Video Syrian Village Community Faces Double Displacement in Lebanon

Driven by war from their village in southwestern Syria, a group of families found shelter in Lebanon, resettling en masse in a half-built university to form one of the biggest settlements of its kind in Lebanon. Three years later, however, they now face being kicked out and dispersed in a country where finding shelter as a refugee can be especially tough. John Owens has more for VOA from the city of Saida, also known as Sidon.

Video Bat Colony: Unusual Tourist Attraction in Texas

The action hero Batman might be everyone’s favorite but real bats hardly get that kind of adoration. Put more than a million of these creatures of the night together and it only evokes images of horror. Sarah Zaman visited the largest urban bat colony in North America to see just how well bat and human get along with each other.

Video Device Shows Promise of Stopping Motion Sickness

It’s a sickening feeling — the dizziness, nausea and vomiting that comes with motion sickness. But a device now being developed could stop motion sickness by suppressing certain signals in the brain. VOA’s Deborah Block reports.

Video Making a Mint

While apples, corn, and cranberries top the list of fall produce in the US, it’s also the time to harvest gum, candy, and toothpaste—or at least the oil that makes them minty fresh. Erika Celeste reports from South Bend, Indiana on the mint harvest.

Video Activists Decry Lagos Slum Demolition

Acting on a court order, authorities in Nigeria demolished a slum last month in the commercial capital, Lagos. But human rights activists say the order was illegal, and the community was razed to make way for a government housing project. Chris Stein has more from Lagos.

Video TPP Agreed, But Faces Stiff Opposition

President Barack Obama promoted the Trans-Pacific Partnership on Tuesday, one day after 12 Pacific Rim nations reached the free trade deal in Atlanta. The controversial pact that would involve about 40 percent of global trade still needs approval by lawmakers in respective countries. Zlatica Hoke reports Obama is facing strong opposition to the deal, including from members of his own party.

Video Ukranian Artist Portrays Putin in an Unusual Way

As Russian President Vladimir Putin was addressing the United Nations in New York last month, he was also being featured in an art exhibition in Washington. It’s not a flattering exhibit. It’s done by a Ukrainian artist in a unique medium. And its creator says it’s not only a work of art - it’s a political statement. VOA’s Tetiana Kharchenko has more.

Video Nano-tech Filter Cleans Dirty Water

Access to clean water is a problem for hundreds of millions of people around the world. Now, a scientist and chemical engineer in Tanzania (in East Africa) is working to change that by creating an innovative water filter that makes dirty water safe. VOA’s Deborah Block has the story.

Video Demand Rising for Organic Produce in Cambodia

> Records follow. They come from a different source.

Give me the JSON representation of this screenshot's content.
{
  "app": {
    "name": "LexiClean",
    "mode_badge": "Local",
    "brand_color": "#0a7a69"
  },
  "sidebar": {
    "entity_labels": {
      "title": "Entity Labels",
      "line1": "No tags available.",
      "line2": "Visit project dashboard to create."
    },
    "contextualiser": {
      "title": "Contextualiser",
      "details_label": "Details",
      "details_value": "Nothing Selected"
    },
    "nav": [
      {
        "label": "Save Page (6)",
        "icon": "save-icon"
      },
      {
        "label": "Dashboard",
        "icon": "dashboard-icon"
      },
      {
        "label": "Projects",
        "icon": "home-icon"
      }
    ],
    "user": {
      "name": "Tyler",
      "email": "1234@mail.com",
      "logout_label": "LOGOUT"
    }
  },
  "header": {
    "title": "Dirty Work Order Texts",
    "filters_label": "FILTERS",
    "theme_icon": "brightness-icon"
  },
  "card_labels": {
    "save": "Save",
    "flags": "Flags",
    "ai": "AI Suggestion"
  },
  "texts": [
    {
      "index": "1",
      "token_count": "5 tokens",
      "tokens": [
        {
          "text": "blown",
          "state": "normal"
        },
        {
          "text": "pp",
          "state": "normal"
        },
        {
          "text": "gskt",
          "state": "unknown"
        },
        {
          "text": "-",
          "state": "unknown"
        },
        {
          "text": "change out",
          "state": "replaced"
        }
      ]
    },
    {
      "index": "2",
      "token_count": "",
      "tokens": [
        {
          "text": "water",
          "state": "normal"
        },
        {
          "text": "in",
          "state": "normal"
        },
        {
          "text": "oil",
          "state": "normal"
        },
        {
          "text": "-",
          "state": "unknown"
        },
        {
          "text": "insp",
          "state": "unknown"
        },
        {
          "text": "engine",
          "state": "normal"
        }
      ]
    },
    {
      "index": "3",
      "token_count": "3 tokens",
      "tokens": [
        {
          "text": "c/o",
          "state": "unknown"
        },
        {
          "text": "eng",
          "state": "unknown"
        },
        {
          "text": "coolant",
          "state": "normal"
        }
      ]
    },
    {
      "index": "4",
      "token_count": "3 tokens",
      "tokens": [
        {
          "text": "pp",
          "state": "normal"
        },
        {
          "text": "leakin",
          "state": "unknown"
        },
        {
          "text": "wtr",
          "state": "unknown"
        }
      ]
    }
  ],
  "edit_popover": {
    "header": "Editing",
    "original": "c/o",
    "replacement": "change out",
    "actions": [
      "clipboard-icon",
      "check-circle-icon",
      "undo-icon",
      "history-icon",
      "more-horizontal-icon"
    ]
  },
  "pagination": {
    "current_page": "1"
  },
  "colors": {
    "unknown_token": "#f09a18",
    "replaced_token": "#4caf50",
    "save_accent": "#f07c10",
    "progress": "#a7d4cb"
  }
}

In Cambodia, where rice has long been the main cash crop, farmers are being encouraged to turn to vegetables to satisfy the growing demand for locally produced organic farm products. Daniel de Carteret has more from Phnom Penh.

Video Botanists Grow Furniture, with Pruning Shears

For something a bit out of the ordinary to furnish your home, why not consider wooden chairs, crafted by nature, with a little help from some British botanists with an eye for design. VOA’s Jessica Berman reports.

VOA Blogs